Dante Ferretti: Design and Construction for the Cinema Museum of Modern Art The Roy and Niuta Titus Galleries and the Film Lobby Dante Ferretti: Designing for the Big Screen The Roy and Niuta Titus Theaters Through February 9, 2014 When you enter the Film Entrance to the Museum of Modern Art at 11 West 53rd Street, you are greeted by two large lions. No, you are not 11 blocks south at the New York Public LIbrary, nor are you in Venice, Italy. You are entering the world of Dante Ferretti, the 70-year old multi–Academy Award–winning art director of films, opera, exhibitions, and even two New York City restaurants, Salumeria Rosi (design inspired by a scene in Federico Fellini’s Satyricon). Large, muscular, physically confident objects dot the floor—the clock-face from Hugo (Martin Scorsese, 2011), Art Deco chandeliers from Salò, or the 120 Days of Sodom (Pier Paolo Pasolini, 1975), and Arcimboldo figures comprised of vegetables, fruits and flowers (Milan World Expo, 2015). But these are actually lightweight, ephemeral objects made of fiberglass and not meant to last beyond the creation of the film or duration of the event. The clock and chandeliers were on the cusp of being tossed when curators Jytte Jensen and Ron Magliozzi salvaged them. We then descend from the lit ground floor to the darkened subterranean levels where the movie theaters nest and magic happens. Blueprints and models midway down indicate Ferretti’s working practice. Particularly noteworthy are his dividing lines for elements to be built in 3D butt up against a green screen for digitally rendered CGI. As film viewers, we see them seamlessly. The lowest level features a cinematic labyrinth, which echoes Ferreti’s own proclivities for intricate passageways and mazes, let alone the labyrinth of the mind.
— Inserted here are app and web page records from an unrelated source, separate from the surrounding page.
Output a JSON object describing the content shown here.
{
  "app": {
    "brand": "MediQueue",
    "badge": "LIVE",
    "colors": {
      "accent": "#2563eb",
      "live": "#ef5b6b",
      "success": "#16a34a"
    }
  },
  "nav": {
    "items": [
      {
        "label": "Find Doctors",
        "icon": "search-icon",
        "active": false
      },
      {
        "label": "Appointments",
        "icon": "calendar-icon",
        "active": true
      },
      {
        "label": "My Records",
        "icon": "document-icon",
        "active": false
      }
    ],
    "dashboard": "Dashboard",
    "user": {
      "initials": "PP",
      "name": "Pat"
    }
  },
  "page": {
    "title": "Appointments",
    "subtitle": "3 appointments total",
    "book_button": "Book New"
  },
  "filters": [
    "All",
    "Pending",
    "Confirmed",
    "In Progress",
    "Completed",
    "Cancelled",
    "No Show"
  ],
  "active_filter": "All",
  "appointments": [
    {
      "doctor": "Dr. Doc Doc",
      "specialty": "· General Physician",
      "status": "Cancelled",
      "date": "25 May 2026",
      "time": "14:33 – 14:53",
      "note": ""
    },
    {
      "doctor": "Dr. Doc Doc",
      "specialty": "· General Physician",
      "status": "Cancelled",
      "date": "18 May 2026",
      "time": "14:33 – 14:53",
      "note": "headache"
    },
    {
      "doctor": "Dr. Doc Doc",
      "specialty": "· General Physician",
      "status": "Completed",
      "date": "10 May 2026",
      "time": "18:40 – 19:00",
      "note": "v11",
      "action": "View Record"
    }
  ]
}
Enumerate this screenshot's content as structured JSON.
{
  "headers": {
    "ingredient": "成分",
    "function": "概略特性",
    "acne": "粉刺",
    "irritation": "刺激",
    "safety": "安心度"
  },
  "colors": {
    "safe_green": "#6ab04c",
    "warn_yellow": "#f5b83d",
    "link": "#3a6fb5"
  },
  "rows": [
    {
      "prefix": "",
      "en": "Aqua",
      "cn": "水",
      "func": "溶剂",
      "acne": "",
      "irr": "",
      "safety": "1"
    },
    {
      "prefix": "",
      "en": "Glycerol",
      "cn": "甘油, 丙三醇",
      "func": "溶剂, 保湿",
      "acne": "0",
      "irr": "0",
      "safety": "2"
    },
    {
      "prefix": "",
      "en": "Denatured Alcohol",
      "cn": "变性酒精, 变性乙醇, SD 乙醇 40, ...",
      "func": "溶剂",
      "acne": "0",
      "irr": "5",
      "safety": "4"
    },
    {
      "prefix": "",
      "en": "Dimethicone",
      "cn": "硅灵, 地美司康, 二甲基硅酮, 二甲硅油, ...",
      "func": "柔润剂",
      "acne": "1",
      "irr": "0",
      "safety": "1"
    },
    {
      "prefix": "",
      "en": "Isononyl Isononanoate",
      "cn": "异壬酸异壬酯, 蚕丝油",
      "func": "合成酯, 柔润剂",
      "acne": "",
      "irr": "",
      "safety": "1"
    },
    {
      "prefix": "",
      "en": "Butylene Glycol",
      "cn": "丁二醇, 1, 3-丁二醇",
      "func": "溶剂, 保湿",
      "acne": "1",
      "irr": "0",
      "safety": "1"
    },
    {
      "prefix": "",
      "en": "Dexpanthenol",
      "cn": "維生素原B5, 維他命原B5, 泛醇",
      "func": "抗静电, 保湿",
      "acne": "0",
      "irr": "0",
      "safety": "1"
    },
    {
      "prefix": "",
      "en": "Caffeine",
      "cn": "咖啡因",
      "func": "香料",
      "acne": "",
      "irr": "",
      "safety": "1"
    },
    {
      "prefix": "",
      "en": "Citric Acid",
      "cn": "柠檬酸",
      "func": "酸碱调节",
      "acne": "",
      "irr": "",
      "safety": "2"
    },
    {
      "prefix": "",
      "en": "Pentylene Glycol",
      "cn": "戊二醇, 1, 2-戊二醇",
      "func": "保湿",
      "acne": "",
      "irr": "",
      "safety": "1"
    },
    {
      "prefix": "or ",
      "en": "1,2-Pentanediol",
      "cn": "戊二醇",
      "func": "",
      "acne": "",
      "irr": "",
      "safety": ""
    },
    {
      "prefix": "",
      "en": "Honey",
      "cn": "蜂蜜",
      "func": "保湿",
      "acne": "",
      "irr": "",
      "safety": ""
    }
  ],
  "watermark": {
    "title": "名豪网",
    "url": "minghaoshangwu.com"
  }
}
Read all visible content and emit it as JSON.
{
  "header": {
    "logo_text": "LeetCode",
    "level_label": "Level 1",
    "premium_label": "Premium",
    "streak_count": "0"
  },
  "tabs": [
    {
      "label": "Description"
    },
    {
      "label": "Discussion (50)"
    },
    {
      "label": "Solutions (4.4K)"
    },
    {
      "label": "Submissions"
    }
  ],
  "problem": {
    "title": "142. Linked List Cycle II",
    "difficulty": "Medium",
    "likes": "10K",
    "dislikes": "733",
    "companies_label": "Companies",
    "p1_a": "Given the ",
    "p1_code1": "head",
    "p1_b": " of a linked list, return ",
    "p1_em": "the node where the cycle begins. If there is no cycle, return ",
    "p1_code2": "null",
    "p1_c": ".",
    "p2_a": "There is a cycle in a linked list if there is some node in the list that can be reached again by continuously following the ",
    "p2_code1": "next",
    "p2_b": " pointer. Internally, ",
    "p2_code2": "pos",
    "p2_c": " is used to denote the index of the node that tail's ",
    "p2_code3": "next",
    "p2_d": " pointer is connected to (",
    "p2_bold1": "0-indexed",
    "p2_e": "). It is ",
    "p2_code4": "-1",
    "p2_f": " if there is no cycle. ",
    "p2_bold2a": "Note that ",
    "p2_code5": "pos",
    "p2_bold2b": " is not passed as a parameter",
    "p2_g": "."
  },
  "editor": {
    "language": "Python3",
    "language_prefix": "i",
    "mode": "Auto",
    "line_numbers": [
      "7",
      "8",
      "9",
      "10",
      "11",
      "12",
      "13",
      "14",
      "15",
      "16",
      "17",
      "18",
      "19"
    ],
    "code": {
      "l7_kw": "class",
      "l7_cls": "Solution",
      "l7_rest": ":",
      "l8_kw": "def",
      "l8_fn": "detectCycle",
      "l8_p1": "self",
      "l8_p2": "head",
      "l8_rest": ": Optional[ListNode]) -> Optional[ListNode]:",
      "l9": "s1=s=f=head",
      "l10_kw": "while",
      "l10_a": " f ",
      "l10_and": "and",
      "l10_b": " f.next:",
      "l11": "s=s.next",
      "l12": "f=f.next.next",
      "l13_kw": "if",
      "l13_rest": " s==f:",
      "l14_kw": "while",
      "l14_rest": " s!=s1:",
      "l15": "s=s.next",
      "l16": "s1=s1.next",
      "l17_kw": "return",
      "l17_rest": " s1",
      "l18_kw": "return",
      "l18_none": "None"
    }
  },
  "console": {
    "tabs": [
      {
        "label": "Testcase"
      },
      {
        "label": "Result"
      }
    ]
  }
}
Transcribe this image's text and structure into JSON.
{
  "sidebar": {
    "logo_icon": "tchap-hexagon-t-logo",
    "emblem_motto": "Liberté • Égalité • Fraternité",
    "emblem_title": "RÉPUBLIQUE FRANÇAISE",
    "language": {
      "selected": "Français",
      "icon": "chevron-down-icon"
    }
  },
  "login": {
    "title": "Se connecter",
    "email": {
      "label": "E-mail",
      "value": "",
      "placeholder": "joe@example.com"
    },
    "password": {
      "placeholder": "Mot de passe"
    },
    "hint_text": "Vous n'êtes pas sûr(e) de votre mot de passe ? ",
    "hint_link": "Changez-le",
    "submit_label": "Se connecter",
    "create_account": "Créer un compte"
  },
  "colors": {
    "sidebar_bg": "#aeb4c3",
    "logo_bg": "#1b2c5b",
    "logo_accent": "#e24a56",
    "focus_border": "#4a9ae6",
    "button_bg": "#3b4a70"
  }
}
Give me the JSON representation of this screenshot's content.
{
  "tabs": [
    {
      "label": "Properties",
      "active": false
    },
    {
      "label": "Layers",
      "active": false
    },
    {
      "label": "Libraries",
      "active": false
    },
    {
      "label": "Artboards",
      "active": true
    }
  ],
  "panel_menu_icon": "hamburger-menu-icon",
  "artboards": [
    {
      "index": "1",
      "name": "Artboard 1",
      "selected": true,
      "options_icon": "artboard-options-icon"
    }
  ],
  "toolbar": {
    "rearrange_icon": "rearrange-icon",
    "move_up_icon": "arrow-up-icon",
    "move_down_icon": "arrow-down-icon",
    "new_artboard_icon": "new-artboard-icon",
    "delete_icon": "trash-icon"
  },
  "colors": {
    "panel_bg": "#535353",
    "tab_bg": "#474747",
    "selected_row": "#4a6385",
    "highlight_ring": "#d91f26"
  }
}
It is easy to get turned around in a labyrinth, but as Ferretti is our guide, we can rest assured that we will find our way to the end. This immersive 12-screen video maze is technically ingenious using Gerriet’s EVEN “front and rear” pure white screen fabric with identical distribution of image on both sides. Intentionally, the visitor can see projected images both from the correct orientation as you would seated in a cinema or in front of a monitor, and backwards. Upon seeing the screens for the first time just before the exhibition opening, Ferretti declared they would have to be changed since the material appeared too opaque. But once he saw the projection, he was amazed that the image penetrated to the verso without dimming or distortion. The BenQ MX822st projectors deliver short-throw, bright, sharp contrast images. No matter how many visitors are inside the labyrinth, no shadows are thrown. Scenes from many of Ferretti’s films are shown, and with the clips clocking in at different lengths you’ll never see the same combination twice. (This is the first time that MoMA insisted that clearances from all actors and guilds be obtained, rather than simply the studios, so it is doubtful that this sort of undertaking will take place again.) Mirrors at the end of the wall seem to extend the labyrinth to infinity. In fact, the original 1939 Titus lobby by Philip Goodwin and Edward Durrell Stone had full-length mirrors [see photo at top]. The walls are lined with paintings, which is how Ferretti starts the process. He paints wide-screen canvases depicting key moments in the film with central perspective, pronounced light sources, grids and catacombs, often in a palette of dark reds and browns. The directors then respond to Ferretti’s concept, whether Fellini, Scorsese, Pasolini, Franco Zeffirelli, Anthony Minghella, Kenneth Branagh, Neil Jordan, Terry Gilliam, Tim Burton, Julie Taymor, Claude Chabrol, David Cronenberg, Jonathan Miller, or the many others for whom he has created worlds of the imagination for their films. Ferretti divides his output into three categories, which are represented in the screenings of 22 features shown in MoMA’s theaters: the historic “period” films (Pier Paolo Pasolini’s Salò, 1975 and The Aviator, 2004) “fantasy” (Terry Gilliam’s The Adventures of Baron Munchausen, 1988 and Martin Scorsese’s Hugo, 2011) and “contemporary” (Elio Petri’s Todo Modo, 1976 and Scorsese’s Casino, 1995). What does Ferretti surround himself with in his studio to create these designs? Classic Italian modernism.